In oral argument, the lawyer for the State of Illinois said mandatory agency fees were necessary because if some members stopped paying, raising others’ dues, unions “tend to become more militant, more confrontational.” This is hardly a Constitutional argument. Similarly, New York Mayor Blasio’s administration said that overturning Abood would result in “paralyzing public sector strikes” This is reminiscent of union Project Labor Agreements, in which unions are given control of a project’s workforce in exchange for the promise not to strike, which punishes nonunion workers who would not strike, in order to buy labor peace from unions who threaten strikes, penalizing the innocent to deter the guilty, who are actually rewarded. And both the plaintiff and some earlier courts have recognized that for the extortion it is.
Mandatory agency fee supporters at the Washington Post Editorial Board have further argued that a decision against Abood and the union would be viewed as proof that the current Supreme Court is no longer independent of politics, but now partisan for the other side, and suggested a “compromise” that would save Abood. Of course, such arguments only arise when rulings that the left prefers are threatened; when left-favored rulings undermine the Constitution or prior precedents, they have no objections to that partisanship. They also dragged out stare decisis (it stands decided) on their side, thus attempting to claim that the court should blindly defer to existing precedents. Again, this is only done when there is a threat to undo earlier changed interpretations they liked and hope to preserve as precedents; never for their “innovations,” which similarly violated stare decisis without their objections. Still further, the Washington Post claimed an anti-Abood ruling would cause a “fiscal crisis” in underfunded health care promises for retirees. That is, rich benefits created for unions in combination with “public servants” whose burdens to taxpayers would not show up until after they left politics require that union power be retained because earlier unwarranted exercises of union power would be too costly otherwise.

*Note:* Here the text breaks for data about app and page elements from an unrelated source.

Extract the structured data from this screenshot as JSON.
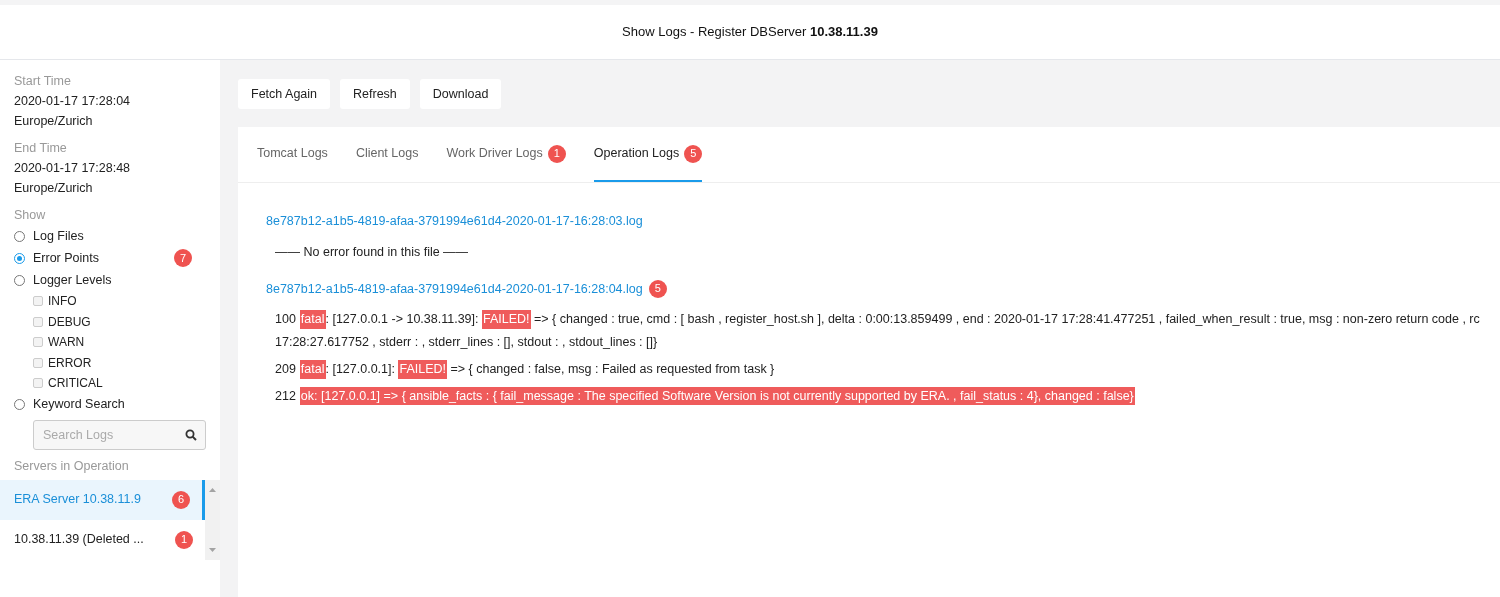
{
  "title": "Show Logs - Register DBServer **10.38.11.39**",
  "sidebar": {
    "start_label": "Start Time",
    "start_time": "2020-01-17 17:28:04",
    "start_zone": "Europe/Zurich",
    "end_label": "End Time",
    "end_time": "2020-01-17 17:28:48",
    "end_zone": "Europe/Zurich",
    "show_label": "Show",
    "options": [
      {
        "label": "Log Files",
        "selected": false
      },
      {
        "label": "Error Points",
        "selected": true,
        "badge": "7"
      },
      {
        "label": "Logger Levels",
        "selected": false,
        "levels": [
          {
            "label": "INFO",
            "checked": false
          },
          {
            "label": "DEBUG",
            "checked": false
          },
          {
            "label": "WARN",
            "checked": false
          },
          {
            "label": "ERROR",
            "checked": false
          },
          {
            "label": "CRITICAL",
            "checked": false
          }
        ]
      },
      {
        "label": "Keyword Search",
        "selected": false,
        "search_placeholder": "Search Logs"
      }
    ],
    "servers_label": "Servers in Operation",
    "servers": [
      {
        "name": "ERA Server 10.38.11.9",
        "badge": "6",
        "selected": true
      },
      {
        "name": "10.38.11.39 (Deleted ...",
        "badge": "1",
        "selected": false
      }
    ]
  },
  "buttons": [
    "Fetch Again",
    "Refresh",
    "Download"
  ],
  "tabs": [
    {
      "label": "Tomcat Logs",
      "selected": false
    },
    {
      "label": "Client Logs",
      "selected": false
    },
    {
      "label": "Work Driver Logs",
      "badge": "1",
      "selected": false
    },
    {
      "label": "Operation Logs",
      "badge": "5",
      "selected": true
    }
  ],
  "files": [
    {
      "name": "8e787b12-a1b5-4819-afaa-3791994e61d4-2020-01-17-16:28:03.log",
      "empty_message": "—— No error found in this file ——"
    },
    {
      "name": "8e787b12-a1b5-4819-afaa-3791994e61d4-2020-01-17-16:28:04.log",
      "badge": "5",
      "lines": [
        {
          "number": "100",
          "parts": [
            {
              "kind": "tag",
              "text": "fatal"
            },
            {
              "kind": "plain",
              "text": ": [127.0.0.1 -> 10.38.11.39]: "
            },
            {
              "kind": "tag",
              "text": "FAILED!"
            },
            {
              "kind": "plain",
              "text": " => { changed : true, cmd : [ bash , register_host.sh ], delta : 0:00:13.859499 , end : 2020-01-17 17:28:41.477251 , failed_when_result : true, msg : non-zero return code , rc"
            }
          ],
          "continuation": "17:28:27.617752 , stderr : , stderr_lines : [], stdout : , stdout_lines : []}"
        },
        {
          "number": "209",
          "parts": [
            {
              "kind": "tag",
              "text": "fatal"
            },
            {
              "kind": "plain",
              "text": ": [127.0.0.1]: "
            },
            {
              "kind": "tag",
              "text": "FAILED!"
            },
            {
              "kind": "plain",
              "text": " => { changed : false, msg : Failed as requested from task }"
            }
          ]
        },
        {
          "number": "212",
          "parts": [
            {
              "kind": "tag",
              "text": "ok: [127.0.0.1] => { ansible_facts : { fail_message : The specified Software Version is not currently supported by ERA. , fail_status : 4}, changed : false}"
            }
          ]
        }
      ]
    }
  ]
}
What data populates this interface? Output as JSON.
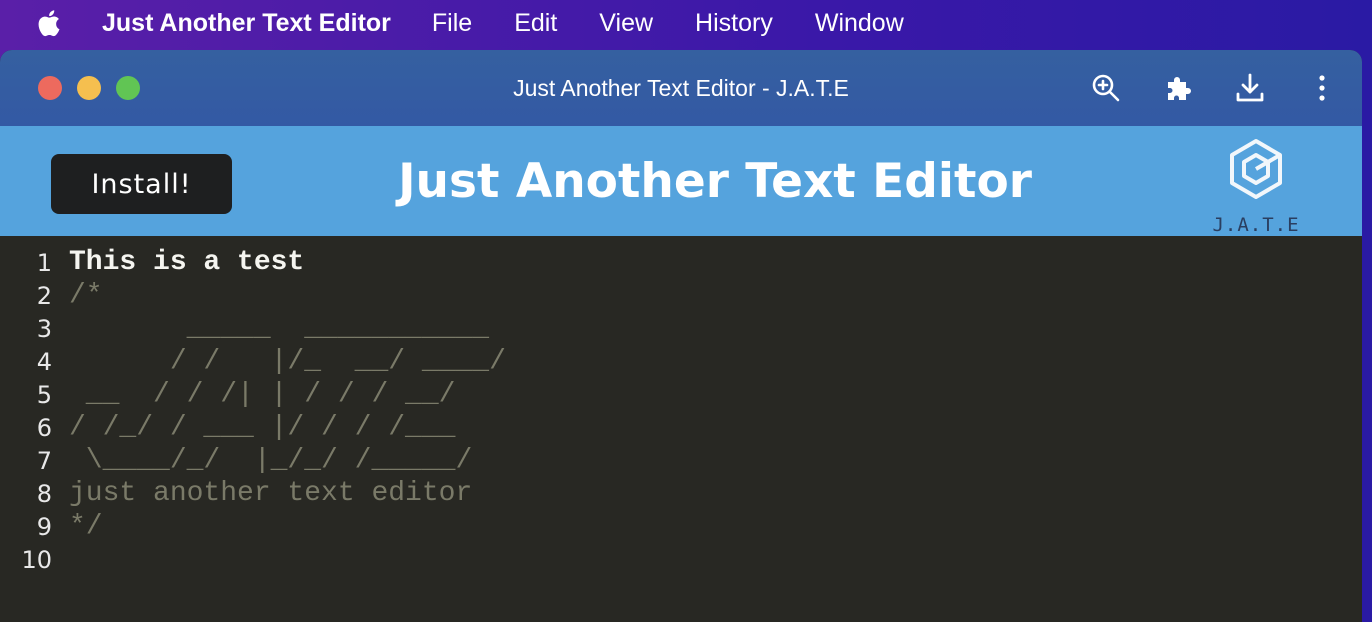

The Janus case is a good example of defending bad arguments, following a long line of earlier bogus union claims. They and their allies dump all sorts of irrelevant chaff in search of extra-Constitutional excuses when it becomes clear they are likely to lose their case because, beyond “more for me” desires by those who benefit from preferential treatment, it is so weak. And at its heart, the preferential treatment is just government coercive power delegated to unions, which has no place in a land which Americans could call the “land of the free,” without blatant contradiction.
This post was originally published on The Mises Institute.